Data extracted from a collection
BEGIN
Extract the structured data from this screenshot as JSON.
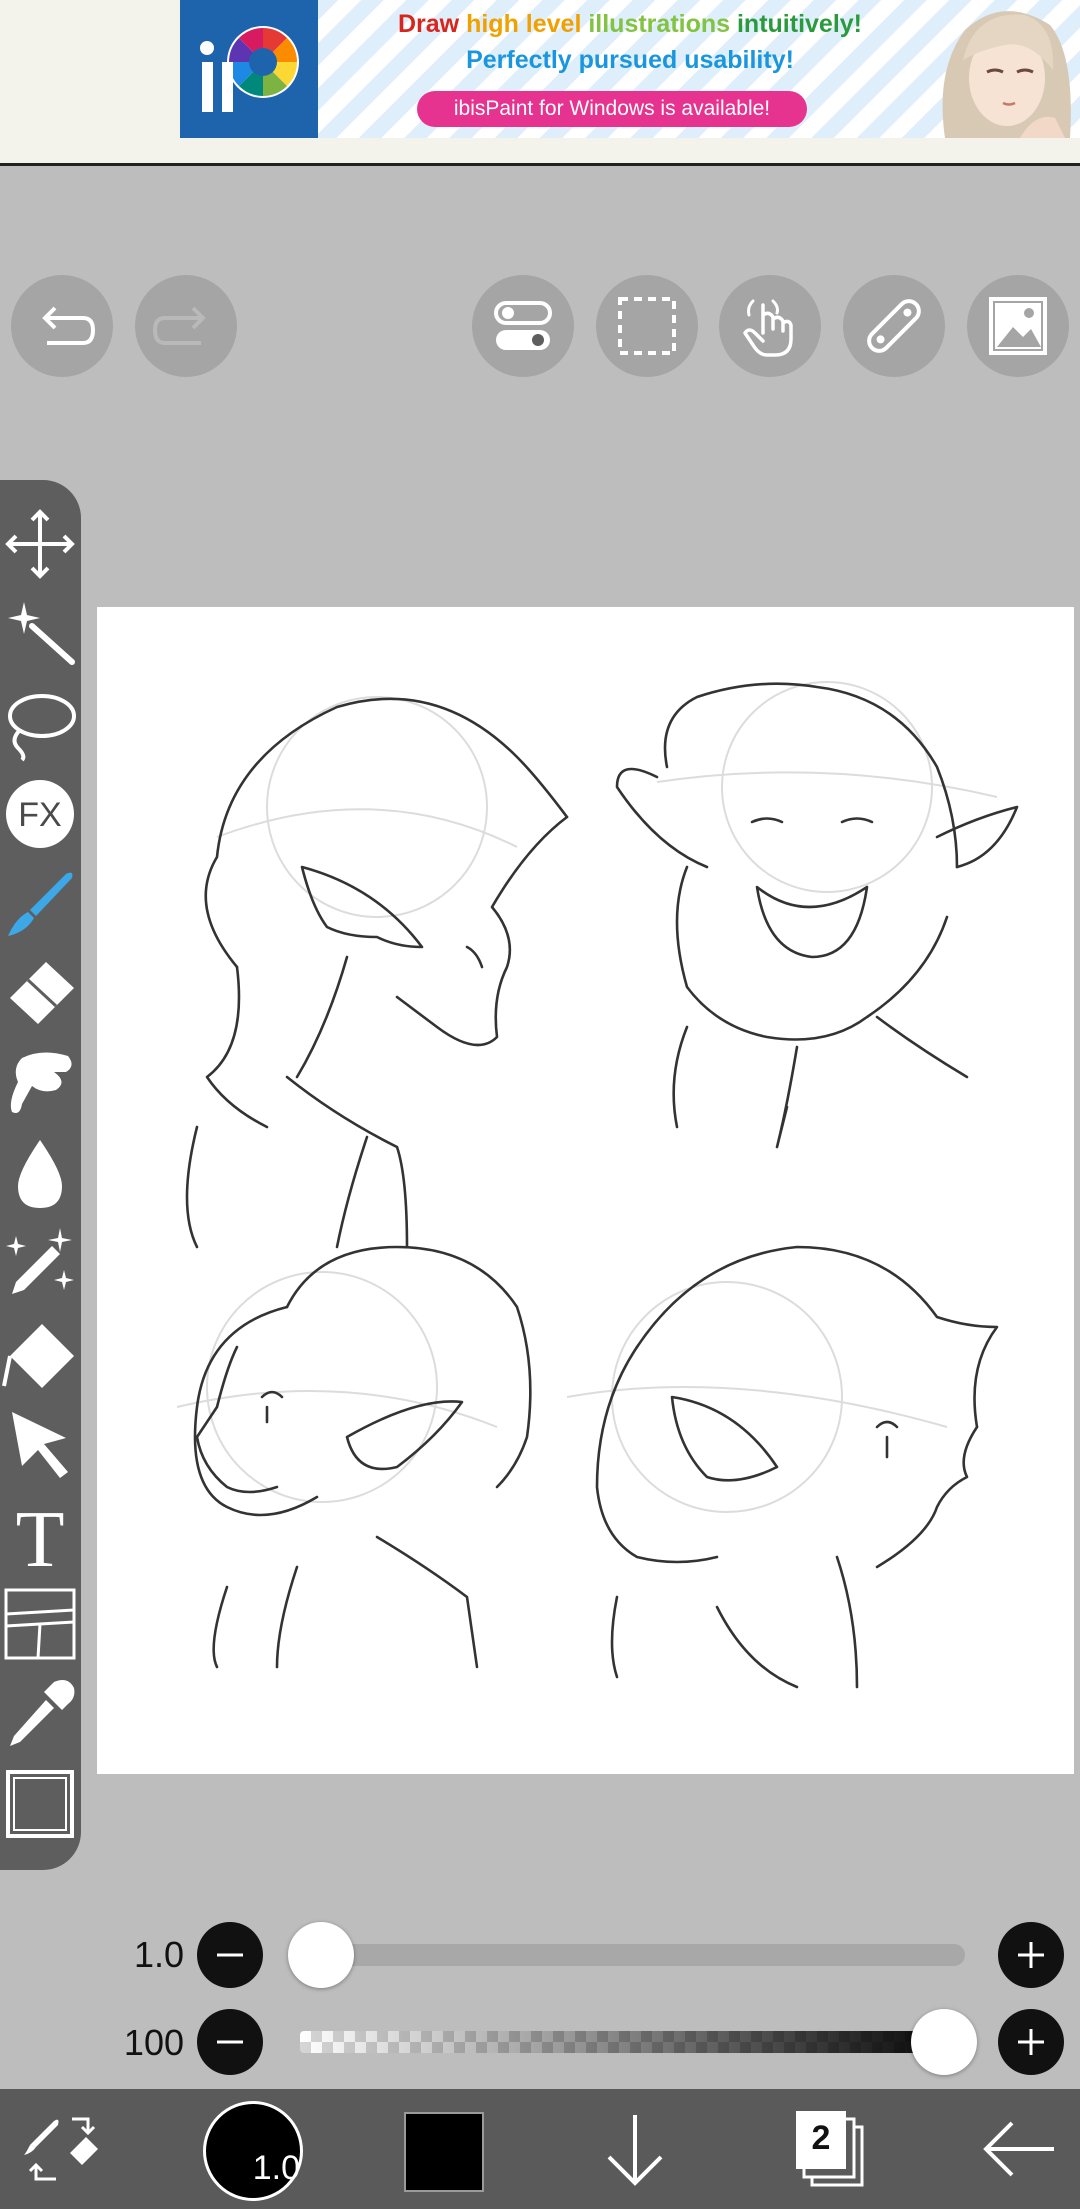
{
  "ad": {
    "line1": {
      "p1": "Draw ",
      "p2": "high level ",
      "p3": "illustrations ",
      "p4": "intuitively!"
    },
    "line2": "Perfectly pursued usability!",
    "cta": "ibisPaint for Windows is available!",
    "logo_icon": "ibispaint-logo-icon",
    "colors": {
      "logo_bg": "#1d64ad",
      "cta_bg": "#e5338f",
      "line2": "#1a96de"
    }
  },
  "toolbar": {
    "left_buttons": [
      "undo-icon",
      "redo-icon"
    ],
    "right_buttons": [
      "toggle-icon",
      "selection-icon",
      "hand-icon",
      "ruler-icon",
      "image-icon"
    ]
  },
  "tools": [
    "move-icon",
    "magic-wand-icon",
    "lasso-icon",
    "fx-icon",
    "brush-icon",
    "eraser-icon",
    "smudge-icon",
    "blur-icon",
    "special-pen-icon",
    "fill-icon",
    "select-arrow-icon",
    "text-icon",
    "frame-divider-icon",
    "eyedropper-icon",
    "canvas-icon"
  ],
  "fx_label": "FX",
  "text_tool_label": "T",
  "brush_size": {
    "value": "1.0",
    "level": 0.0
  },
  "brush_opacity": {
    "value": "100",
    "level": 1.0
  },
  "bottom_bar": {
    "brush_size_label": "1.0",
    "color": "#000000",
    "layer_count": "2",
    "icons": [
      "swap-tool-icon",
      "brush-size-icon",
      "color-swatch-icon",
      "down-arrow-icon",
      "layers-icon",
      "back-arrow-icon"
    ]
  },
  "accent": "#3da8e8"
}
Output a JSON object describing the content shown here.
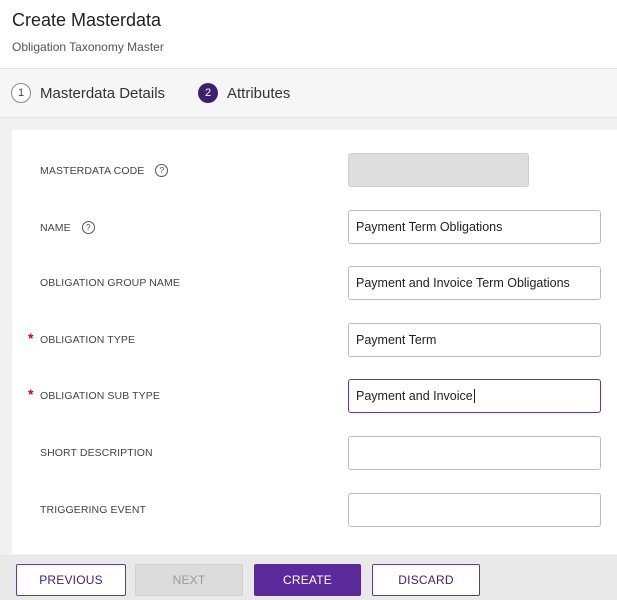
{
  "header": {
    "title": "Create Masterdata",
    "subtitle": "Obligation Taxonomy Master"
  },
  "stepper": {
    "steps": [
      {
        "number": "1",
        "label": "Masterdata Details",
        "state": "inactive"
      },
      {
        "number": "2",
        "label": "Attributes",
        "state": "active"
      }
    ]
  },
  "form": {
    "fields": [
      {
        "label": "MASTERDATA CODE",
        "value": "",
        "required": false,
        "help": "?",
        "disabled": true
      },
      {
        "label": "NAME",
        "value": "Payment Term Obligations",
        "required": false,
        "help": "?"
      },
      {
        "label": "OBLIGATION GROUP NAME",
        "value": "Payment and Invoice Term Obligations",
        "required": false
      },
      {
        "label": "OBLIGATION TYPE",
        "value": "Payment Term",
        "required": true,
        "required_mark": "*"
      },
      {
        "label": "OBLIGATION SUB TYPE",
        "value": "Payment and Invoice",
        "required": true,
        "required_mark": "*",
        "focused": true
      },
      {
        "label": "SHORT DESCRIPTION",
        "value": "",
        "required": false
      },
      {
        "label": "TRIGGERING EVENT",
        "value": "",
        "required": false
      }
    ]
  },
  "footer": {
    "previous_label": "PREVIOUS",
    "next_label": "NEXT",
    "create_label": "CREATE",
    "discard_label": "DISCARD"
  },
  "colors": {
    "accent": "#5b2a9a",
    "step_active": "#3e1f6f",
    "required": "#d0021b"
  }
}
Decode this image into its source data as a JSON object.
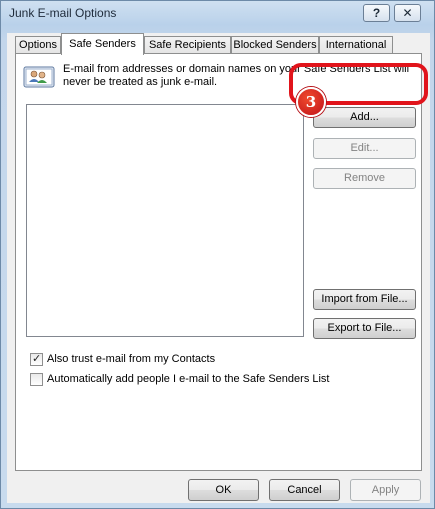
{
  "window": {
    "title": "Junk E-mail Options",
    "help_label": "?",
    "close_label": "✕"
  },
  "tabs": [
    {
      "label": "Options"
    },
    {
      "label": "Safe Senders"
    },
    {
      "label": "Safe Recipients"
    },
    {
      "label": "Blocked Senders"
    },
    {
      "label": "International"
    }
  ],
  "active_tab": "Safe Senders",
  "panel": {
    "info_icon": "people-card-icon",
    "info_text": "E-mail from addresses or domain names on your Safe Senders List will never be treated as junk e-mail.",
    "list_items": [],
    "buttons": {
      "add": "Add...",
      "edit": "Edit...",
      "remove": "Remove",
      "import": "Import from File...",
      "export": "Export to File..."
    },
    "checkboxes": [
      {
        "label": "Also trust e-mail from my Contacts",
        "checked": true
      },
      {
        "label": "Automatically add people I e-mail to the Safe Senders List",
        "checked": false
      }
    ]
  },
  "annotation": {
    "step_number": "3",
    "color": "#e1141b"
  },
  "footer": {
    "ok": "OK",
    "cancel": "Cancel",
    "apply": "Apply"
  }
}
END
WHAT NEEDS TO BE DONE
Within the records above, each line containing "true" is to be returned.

ANSWER FOR THE TASK
        "disabled": true
        "required": true,
        "required": true,
        "focused": true
        "checked": true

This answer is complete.